Community Tips: What do you do when your eczema flares in public?

From the Community

By Kathryn Jones

Published On: Dec 23, 2019

Last Updated On: Sep 22, 2020

Eczema can be unpredictable and embarrassing, flaring with utter disregard for social plans, professional obligations, or scholastic responsibilities.

It’s little wonder that research found that nearly one-half of adults with atopic dermatitis avoid social interactions because of their appearance. We asked the eczema community:

What do you do when your eczema flares in public?

FACEBOOK

“Grin and bear it. I often feel the need to mention it to those around me so they understand why I may seem distracted. I hate it when people ask, ‘What happened to your face?’ I’d rather just help educate everyone before that question comes up.” – Laura L.

“Generally, if eczema flares in public, I drink some water as a cooling technique and semidistraction, or I excuse myself from the gathering to scratch in the bathroom.” – Rebecca V.

“Pop antihistamines and try not to scratch, then go home to smother myself in ointment as soon as possible. My friends understand.” – Elizabeth S.

“Just sit and be miserable like I am now.” – Sharie S.

“I can usually tell by how it feels if I need to go home and take it easy, or if I can grin and bear it. I always have Aquaphor and Benadryl on me everywhere I go.” – Elizabeth K.

“I just sit there and let my face weep, and if anyone points it out, I start crying. I mean, there is not much I can do about it.” – Gabriella A.

“I try really hard not to itch it. It kind of helps that it’s on my chest and ankle, which are both awkward places to itch in public, lol.” – Charlie Anna H.

“I’d itch! Sometimes I bring cotton gloves (it’s on my hands) and wear them. I know it’s awkward.” – Alem M.

“Eh, I just scratch or rub. I don’t hide it anymore. If people don’t like it, they can look the other way or make themselves out to be an ass for drawing attention to someone who is obviously in pain.” – Emily B.

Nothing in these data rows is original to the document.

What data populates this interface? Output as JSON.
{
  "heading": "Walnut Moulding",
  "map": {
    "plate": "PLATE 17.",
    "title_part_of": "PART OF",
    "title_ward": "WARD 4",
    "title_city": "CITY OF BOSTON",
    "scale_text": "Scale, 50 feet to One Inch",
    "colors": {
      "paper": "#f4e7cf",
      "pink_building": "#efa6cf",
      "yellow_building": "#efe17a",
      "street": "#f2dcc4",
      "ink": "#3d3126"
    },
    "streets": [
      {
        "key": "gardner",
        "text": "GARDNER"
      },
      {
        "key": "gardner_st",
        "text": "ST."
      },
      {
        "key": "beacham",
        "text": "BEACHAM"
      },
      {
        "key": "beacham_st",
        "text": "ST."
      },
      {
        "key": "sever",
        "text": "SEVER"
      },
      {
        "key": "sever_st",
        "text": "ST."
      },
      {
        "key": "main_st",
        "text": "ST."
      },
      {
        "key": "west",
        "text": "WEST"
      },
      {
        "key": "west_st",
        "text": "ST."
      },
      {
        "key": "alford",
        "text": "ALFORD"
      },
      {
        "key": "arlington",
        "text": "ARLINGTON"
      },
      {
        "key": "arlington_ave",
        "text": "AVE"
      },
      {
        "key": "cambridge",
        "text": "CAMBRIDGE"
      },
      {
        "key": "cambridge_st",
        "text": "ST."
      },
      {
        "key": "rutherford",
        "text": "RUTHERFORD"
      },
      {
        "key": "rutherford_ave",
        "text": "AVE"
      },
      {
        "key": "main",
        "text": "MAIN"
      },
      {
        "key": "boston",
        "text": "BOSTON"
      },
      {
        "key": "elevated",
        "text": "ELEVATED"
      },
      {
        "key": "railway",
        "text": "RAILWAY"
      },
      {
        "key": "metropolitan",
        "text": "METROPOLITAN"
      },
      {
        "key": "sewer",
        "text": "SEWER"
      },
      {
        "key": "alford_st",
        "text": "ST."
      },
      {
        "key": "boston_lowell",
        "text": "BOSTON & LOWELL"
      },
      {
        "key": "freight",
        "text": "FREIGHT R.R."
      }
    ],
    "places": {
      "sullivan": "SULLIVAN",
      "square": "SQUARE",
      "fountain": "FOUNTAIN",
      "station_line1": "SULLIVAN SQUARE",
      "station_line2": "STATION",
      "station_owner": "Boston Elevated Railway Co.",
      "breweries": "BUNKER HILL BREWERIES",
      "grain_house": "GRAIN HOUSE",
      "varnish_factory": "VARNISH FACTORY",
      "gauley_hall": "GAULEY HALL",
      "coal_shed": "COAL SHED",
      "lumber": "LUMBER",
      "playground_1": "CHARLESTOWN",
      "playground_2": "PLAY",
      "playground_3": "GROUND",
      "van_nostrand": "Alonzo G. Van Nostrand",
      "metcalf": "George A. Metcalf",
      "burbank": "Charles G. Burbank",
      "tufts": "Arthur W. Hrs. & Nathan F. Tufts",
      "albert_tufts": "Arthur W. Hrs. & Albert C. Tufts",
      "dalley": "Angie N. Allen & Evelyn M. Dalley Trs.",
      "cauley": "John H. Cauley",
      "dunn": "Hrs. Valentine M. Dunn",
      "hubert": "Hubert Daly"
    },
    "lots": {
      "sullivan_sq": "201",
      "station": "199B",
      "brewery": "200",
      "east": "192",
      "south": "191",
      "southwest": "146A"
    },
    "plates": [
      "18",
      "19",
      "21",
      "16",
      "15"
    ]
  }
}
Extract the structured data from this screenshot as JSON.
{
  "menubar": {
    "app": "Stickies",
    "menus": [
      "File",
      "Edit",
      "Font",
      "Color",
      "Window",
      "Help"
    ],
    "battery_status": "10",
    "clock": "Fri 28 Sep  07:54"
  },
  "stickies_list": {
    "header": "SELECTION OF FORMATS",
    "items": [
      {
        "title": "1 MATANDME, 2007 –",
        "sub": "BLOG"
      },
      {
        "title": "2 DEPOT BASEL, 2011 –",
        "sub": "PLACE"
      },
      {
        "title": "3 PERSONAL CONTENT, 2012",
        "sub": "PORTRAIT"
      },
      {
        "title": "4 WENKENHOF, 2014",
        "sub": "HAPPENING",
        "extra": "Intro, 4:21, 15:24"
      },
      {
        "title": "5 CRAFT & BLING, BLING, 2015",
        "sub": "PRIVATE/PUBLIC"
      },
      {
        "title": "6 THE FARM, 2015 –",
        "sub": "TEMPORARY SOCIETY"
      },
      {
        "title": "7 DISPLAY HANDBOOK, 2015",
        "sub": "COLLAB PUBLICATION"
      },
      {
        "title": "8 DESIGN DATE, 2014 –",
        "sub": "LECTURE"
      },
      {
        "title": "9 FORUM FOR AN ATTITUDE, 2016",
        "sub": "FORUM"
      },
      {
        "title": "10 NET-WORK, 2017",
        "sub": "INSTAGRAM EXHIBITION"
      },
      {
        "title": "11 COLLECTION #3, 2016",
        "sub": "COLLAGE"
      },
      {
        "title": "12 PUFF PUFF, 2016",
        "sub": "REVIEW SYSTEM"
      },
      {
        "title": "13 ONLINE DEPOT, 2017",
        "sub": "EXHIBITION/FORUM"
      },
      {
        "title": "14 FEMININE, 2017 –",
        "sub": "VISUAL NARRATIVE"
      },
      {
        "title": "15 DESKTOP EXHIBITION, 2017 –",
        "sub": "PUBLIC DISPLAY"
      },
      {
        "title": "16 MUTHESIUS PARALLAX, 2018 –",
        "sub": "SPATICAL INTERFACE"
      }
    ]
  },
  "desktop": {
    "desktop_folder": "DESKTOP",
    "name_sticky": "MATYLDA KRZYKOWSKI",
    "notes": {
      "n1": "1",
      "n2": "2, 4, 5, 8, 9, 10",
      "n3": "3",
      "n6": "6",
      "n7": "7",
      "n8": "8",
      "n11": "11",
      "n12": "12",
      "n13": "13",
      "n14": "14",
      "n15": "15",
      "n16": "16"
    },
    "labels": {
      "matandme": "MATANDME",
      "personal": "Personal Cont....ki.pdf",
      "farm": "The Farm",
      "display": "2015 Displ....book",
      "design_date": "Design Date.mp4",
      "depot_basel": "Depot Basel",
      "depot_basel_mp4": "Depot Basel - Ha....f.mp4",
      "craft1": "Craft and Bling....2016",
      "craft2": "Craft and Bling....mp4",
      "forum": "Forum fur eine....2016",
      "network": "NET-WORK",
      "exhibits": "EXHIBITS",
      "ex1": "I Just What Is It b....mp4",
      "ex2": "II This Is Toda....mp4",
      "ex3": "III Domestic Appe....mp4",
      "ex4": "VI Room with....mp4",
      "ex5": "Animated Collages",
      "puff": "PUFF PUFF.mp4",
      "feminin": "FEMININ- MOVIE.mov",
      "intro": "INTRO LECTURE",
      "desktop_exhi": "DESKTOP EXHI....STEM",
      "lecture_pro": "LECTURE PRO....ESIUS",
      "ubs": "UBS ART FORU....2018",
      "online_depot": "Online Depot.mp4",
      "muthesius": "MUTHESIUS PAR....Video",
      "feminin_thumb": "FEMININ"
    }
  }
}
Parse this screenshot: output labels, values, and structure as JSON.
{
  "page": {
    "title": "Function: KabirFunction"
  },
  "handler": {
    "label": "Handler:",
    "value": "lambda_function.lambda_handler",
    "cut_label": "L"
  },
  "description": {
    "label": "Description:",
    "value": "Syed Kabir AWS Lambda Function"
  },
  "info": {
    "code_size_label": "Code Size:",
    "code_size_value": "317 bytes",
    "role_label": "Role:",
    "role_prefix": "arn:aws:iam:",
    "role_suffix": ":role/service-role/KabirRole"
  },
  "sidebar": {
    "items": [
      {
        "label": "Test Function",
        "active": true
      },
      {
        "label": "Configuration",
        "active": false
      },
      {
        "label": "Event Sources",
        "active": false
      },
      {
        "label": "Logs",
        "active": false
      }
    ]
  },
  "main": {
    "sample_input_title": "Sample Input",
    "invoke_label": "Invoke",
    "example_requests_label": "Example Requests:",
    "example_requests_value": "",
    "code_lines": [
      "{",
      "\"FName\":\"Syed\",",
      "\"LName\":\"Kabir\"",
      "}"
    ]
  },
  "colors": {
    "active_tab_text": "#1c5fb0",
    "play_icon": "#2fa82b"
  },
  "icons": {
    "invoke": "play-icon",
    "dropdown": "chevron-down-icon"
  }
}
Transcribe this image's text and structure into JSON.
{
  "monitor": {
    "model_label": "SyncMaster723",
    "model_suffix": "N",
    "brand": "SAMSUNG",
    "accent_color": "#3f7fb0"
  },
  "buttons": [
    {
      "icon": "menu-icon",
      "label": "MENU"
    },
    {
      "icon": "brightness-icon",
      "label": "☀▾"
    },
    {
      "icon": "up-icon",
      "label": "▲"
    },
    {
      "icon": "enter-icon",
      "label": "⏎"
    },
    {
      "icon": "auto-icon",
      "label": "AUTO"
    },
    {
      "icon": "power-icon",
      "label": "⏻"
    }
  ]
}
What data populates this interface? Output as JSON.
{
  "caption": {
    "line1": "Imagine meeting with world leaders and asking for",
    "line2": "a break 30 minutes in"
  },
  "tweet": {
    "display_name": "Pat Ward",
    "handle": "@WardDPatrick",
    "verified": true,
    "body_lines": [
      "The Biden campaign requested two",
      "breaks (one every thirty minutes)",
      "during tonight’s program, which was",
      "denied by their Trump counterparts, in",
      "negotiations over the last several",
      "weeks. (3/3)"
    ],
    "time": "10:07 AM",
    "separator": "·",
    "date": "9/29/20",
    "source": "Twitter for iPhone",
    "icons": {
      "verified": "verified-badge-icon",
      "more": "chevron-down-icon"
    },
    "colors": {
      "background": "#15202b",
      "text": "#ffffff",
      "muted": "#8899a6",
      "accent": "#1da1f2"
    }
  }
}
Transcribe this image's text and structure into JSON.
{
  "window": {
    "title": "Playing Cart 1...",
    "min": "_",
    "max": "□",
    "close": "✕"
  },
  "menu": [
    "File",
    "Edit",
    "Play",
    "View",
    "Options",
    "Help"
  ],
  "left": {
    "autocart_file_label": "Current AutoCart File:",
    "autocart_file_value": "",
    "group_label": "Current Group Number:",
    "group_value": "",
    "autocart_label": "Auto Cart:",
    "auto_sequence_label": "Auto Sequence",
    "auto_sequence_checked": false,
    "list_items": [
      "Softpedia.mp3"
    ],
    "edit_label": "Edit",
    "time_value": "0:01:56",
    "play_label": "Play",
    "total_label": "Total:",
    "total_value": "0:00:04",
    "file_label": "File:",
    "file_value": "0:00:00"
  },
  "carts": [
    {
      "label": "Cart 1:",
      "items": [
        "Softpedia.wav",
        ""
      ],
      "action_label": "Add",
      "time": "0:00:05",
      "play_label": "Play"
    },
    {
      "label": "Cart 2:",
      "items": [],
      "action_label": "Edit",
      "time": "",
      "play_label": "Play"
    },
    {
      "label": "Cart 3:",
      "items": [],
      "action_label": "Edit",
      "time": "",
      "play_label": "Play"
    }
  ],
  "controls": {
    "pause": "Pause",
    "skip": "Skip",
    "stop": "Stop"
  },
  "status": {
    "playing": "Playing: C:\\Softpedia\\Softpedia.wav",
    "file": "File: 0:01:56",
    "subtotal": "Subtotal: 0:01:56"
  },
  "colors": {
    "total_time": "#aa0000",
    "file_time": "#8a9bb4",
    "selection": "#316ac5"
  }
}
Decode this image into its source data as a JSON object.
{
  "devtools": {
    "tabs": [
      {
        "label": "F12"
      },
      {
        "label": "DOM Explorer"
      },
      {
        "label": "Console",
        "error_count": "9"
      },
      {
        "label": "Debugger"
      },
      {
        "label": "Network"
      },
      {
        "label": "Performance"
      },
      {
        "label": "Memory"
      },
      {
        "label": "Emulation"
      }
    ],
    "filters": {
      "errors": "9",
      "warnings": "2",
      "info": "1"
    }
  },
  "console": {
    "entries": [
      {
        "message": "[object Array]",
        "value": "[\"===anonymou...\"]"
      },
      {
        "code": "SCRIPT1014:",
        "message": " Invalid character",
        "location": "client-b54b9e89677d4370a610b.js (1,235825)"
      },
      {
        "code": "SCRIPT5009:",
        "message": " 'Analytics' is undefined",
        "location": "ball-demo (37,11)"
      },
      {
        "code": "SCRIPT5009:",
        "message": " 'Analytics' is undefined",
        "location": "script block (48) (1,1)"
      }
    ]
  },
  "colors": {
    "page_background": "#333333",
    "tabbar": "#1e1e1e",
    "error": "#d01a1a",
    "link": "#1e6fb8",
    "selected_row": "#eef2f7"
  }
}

INSTAGRAM

“Wear flip flops so that rubbing feet and ankles together is easier and more effective. For hands, sticking them in pockets and rubbing them on the rough inside and/or excusing oneself for a full-on scratch fest outside.” – allergykid2006

“When my eczema flares in public, I stay quiet and as calm as possible — otherwise I know it will get worse.” – iharrydo

“Having a bad flare of dyshidrotic eczema on both hands at the moment. When I see people staring at my hands, I try to let them know that it’s eczema and I’m not contagious. Sometimes I don’t even make it that far because some people walk away in order to avoid me.” – anabrathwaite

“How about when people want to shake your hand, and you’re like ‘Nooooo!’” – aj_is_awsome

“I keep hyaluronic acid with me. If my face itches or burns, I find a bathroom to rinse my face off really, really well … then use the acid.” – missxiuni

“There’s nothing TO do about it! I take myself away from the stressor if I can. For example, moving outside or near a fan if it’s too hot inside. But most of the time, I just have to grin and bear it.” –kristinahowell7

“Applying a cold flannel or napkin to the area to limit itchiness and scratching!” – amberwhiteford.physiotherapist

The recommendations contained in the Scratch Pad are those of the contributors.  NEA provides health information from a variety of sources; this information is not intended as medical advice.  Persons with questions regarding specific symptoms or treatments should consult a professional health-care provider. Do you have eczema-related advice? Share your tips on our Scratch Pad!